Suki believes that you can tell what the cook or the chef was feeling when they were making the dish. He mentions trying a lot of creations during quarantine that while delicious, lacked love and soul. “I want my customers to first enjoy the flavor profiles of my bread. I’ve created a menu of classic and premium breads. The classics will use good ingredients, but the premium breads will use ingredients that have unique flavor profiles like the 48-hour Black Sesame Sour Dough, 48-hour Raisin Sour Dough and Almond Croissants. With both classic and premium breads, they will experience love and soul because I’ve put generous amounts of both in everything I bake,” he says.

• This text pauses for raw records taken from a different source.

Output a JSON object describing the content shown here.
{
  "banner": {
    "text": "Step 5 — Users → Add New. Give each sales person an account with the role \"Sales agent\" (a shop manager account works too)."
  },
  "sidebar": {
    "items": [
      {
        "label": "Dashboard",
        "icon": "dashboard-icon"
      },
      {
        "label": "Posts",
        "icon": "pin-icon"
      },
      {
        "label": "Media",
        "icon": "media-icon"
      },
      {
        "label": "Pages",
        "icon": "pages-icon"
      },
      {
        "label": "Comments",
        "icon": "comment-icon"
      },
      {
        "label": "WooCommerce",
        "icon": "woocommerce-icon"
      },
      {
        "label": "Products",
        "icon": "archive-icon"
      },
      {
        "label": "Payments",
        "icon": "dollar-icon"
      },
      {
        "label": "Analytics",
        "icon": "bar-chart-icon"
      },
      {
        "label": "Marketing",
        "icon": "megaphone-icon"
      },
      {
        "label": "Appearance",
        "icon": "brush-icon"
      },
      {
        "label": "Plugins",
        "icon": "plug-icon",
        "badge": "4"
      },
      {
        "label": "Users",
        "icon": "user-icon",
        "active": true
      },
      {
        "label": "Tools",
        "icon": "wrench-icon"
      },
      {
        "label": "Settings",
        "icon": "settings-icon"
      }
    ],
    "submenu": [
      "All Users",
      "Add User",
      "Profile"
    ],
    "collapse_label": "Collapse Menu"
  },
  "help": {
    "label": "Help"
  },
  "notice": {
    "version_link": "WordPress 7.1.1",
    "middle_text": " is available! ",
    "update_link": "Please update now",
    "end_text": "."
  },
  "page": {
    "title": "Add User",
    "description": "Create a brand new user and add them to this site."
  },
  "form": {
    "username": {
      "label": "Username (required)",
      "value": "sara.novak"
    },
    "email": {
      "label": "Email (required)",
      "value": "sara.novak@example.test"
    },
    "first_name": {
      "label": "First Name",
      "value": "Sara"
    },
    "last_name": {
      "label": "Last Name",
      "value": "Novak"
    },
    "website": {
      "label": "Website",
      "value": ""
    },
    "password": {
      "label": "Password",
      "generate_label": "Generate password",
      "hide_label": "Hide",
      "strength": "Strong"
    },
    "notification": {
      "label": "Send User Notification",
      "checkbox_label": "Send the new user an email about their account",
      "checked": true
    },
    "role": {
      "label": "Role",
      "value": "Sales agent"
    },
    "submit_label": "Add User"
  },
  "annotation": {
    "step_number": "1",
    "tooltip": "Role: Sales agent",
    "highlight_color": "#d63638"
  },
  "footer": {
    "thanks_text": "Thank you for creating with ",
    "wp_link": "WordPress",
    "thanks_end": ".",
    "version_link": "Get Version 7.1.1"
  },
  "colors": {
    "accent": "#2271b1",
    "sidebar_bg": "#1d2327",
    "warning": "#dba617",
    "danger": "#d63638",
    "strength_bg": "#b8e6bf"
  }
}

Now that restrictions are loosening up, Suki is determined to continue making bread, sourdough and croissants for his friends and loved ones. “For now, I want to remain a low-key boulangerie that focuses on artisan and laminated breads. There will be no sponsored ads or seeded products,” he says, “I want to be a “secret supplier” similar to the cakes and desserts you gift your friends and loved ones, but remove the label when you deliver the box because you want it to remain a secret only you know.” When normal life has resumed and we start holding dinner parties, watch out for his creations as a fixture on the table. “I do know that I want my breads to be found on the dining table for breakfast, lunch, dinner and on wine nights because not only do my breads taste good, they are pretty, too.”
For orders, please contact @sukisalvador on Instagram